Mofaz, who has taken a much harder line on the Golan Heights and Jerusalem, is a former chief of staff and defence minister. He is reputed to have told West Bank army commanders in 2001 that he wanted “10 slain Palestinians” in each territorial brigade area. According to the book Boomerang by journalists Ofer Shelah and Raviv Drucker, a senior officer pointed out at the time that Mofaz’s directive would amount to 70 Palestinians being killed each day.
On Thursday Mofaz warned the US not to soften its stance towards Iran after US diplomats met with Iranian officials. He met with Vice President Dick Cheney and Secretary of State Condoleezza Rice to protest the meeting. A spokeswoman for Mofaz said that he was “voicing Israel’s strong concerns.”
In June this year Mofaz said it was “inevitable” that Israel would attack a nuclear Iran.

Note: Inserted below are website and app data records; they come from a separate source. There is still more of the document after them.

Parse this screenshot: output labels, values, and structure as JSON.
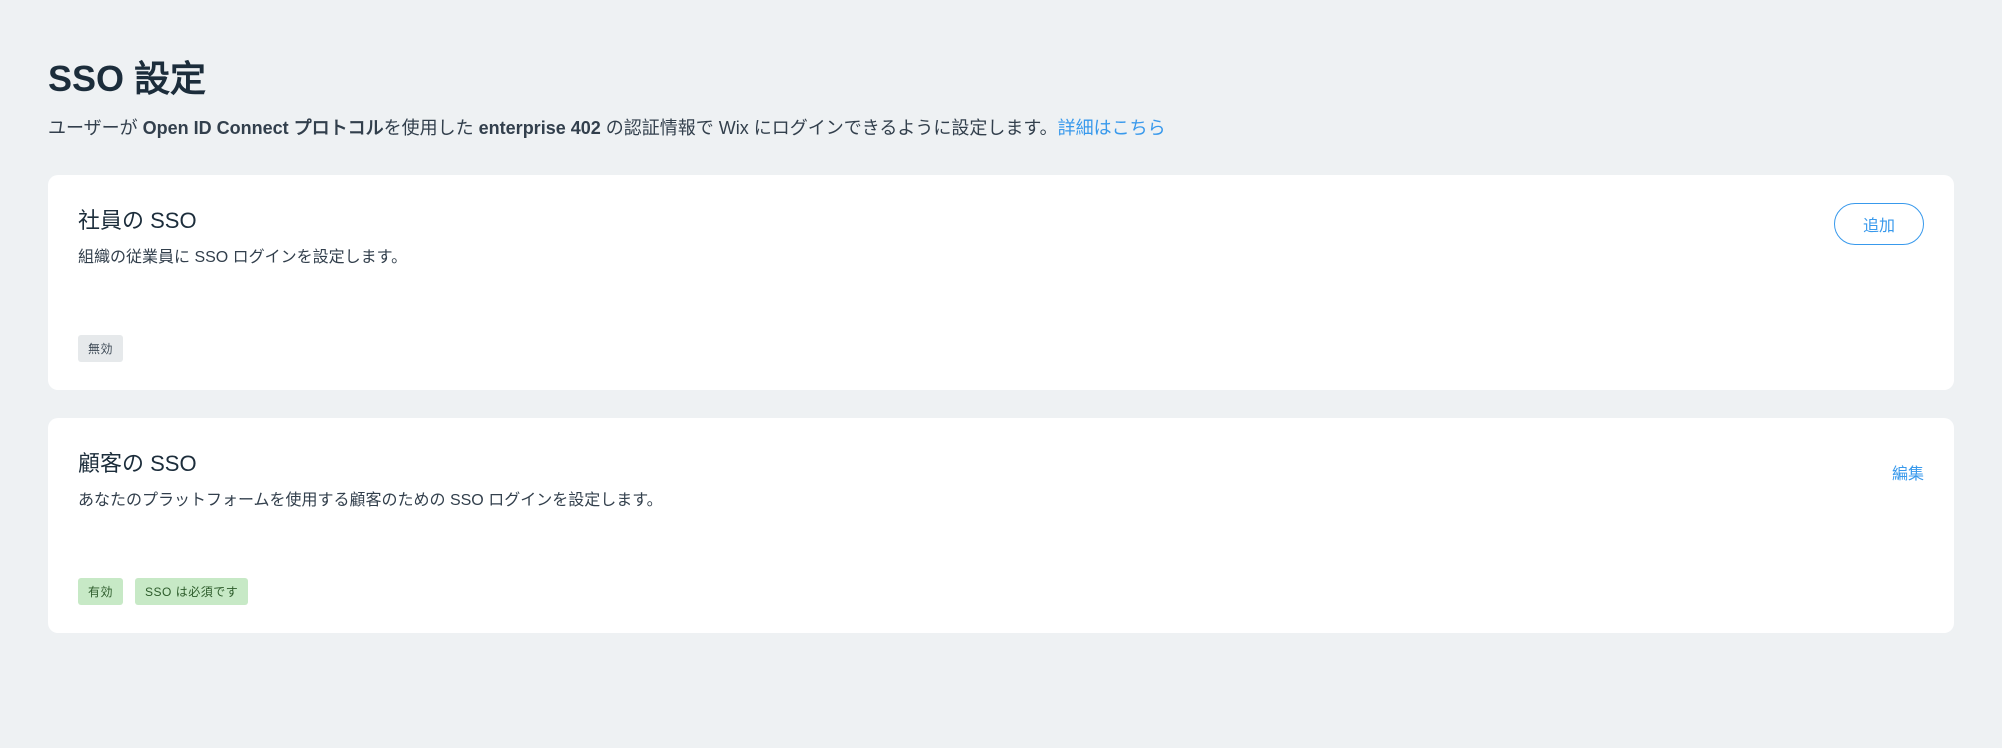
{
  "header": {
    "title": "SSO 設定",
    "description_prefix": "ユーザーが ",
    "description_bold1": "Open ID Connect プロトコル",
    "description_mid1": "を使用した ",
    "description_bold2": "enterprise 402",
    "description_suffix": " の認証情報で Wix にログインできるように設定します。",
    "more_link": "詳細はこちら"
  },
  "cards": {
    "employee": {
      "title": "社員の SSO",
      "description": "組織の従業員に SSO ログインを設定します。",
      "action_label": "追加",
      "badges": [
        {
          "text": "無効",
          "style": "gray"
        }
      ]
    },
    "customer": {
      "title": "顧客の SSO",
      "description": "あなたのプラットフォームを使用する顧客のための SSO ログインを設定します。",
      "action_label": "編集",
      "badges": [
        {
          "text": "有効",
          "style": "green"
        },
        {
          "text": "SSO は必須です",
          "style": "green"
        }
      ]
    }
  }
}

Essentially the competition between Livni and Mofaz is about who can present themselves as the best war leader. But whoever wins the leadership contest, they must put together another coalition. The fragile Kadima party created by Sharon by winning the backing of a section of the Labor Party may not even survive a leadership contest.
Power may pass directly into the hands of Benjamin Netanyahu, leader of Likud. He was prime minister from 1996 to 1999 and served as finance minister under Sharon. He resigned from Sharon’s government in protest over the withdrawal from Gaza. Netanyahu has called for an immediate election. It is even possible that Mofaz might attempt to form a coalition with Netanyahu in return for the defence portfolio.